Why Riverton wants to split from UPD

RIVERTON, Utah -- Riverton City's use of Unified Police as its force took a quick turn Thursday, after a bold move in a 10-and-a-half minute emergency meeting to vote on announcing the city's intent to break away from the agency.

Riverton Mayor Trent Staggs read a letter that cited several issues and concerns-- ranging from transparency, to money, to questioning whether the city is getting what they pay for.

"The formula to calculate our share of pooled services is not in line with one’s actual use of the services," Mayor Staggs said.

The main reason, he explained, stemmed from a proposed resolution by a Unified Police board subcommittee set to be discussed at a UPD board meeting Thursday morning.
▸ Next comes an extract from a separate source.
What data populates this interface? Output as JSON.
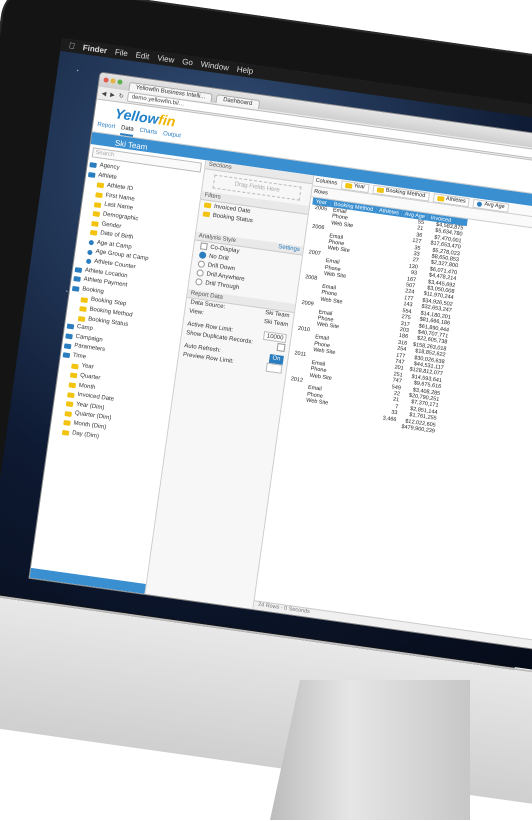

The resolution comes in light of the decision by Herriman City to leave UPD and form its own police agency.

Riverton said the resolution would keep other cities from being able to leave Unified Police.

"If we did not take the action that we took this morning... we would be boxed in," said Riverton City Manager Konrad Hildebrandt, to the board at their meeting. "Some of our choices would be limited."

The one-and-a-half page resolution sets boundaries on breaking away from Unified Police.

It states a city must give a year's notice. If they don't, Unified Police will reduce what assets the city can take with them.

Jeff Silvestrini, UPD Board Chair and Millcreek Mayor, said examples of assets include patrol vehicles and SWAT equipment.

"There are also computers, radios, firearms, tasers," Silvestrini listed off, sitting in the Millcreek city offices Thursday afternoon. "There's a bunch of hard assets like that, that we all have a share in owning."

He said the resolution also covers liability for retirement.

They're now having to figure out assets over liability with Herriman's exit from the agency.

As both cities now express concerns and frustrations to the point of wanting to do it all themselves instead, Silvestrini acknowledged there are issues within UPD that need to be fixed.

"All i can say is we have been working as a board to try to address those issues," he said. "There are some issues with UPD accounting that all of us share, and we're working to fix those and the sheriff is committed to fixing them."

Riverton expressed that their vote Thursday isn't the final decision, and Hildebrandt said it's possible the council could reconsider.

"The city is more than willing to continue working with the UPD board to correct some of the things we feel are an issue," he said.

Silvestrini said they'll work with Riverton in every way possible to come up with a fair agreement.

While that issue hangs in the balance, the recent decisions from Riverton and Herriman have become a topic in the race for Salt Lake County Sheriff.

Thursday afternoon, a release announced a press conference by candidate Justin Hoyal to take place Friday morning, where he's set to discuss the departures.

"Justin Hoyal will address the lack of confidence in leadership with Salt Lake County Sheriff Rosie Rivera among its numerous partners--including cities, mayors and the police force," the release reads.

After the UPD board meeting Thursday, Sheriff Rivera said the previous board came up with the current policies, budgets, process and cost model that Riverton is questioning.

"There are legitimate issues that they brought up that we are aware of," she said. "I've been dealing with these issues since I was the sheriff. It's something that I inherited from the previous administration and the previous UPD board."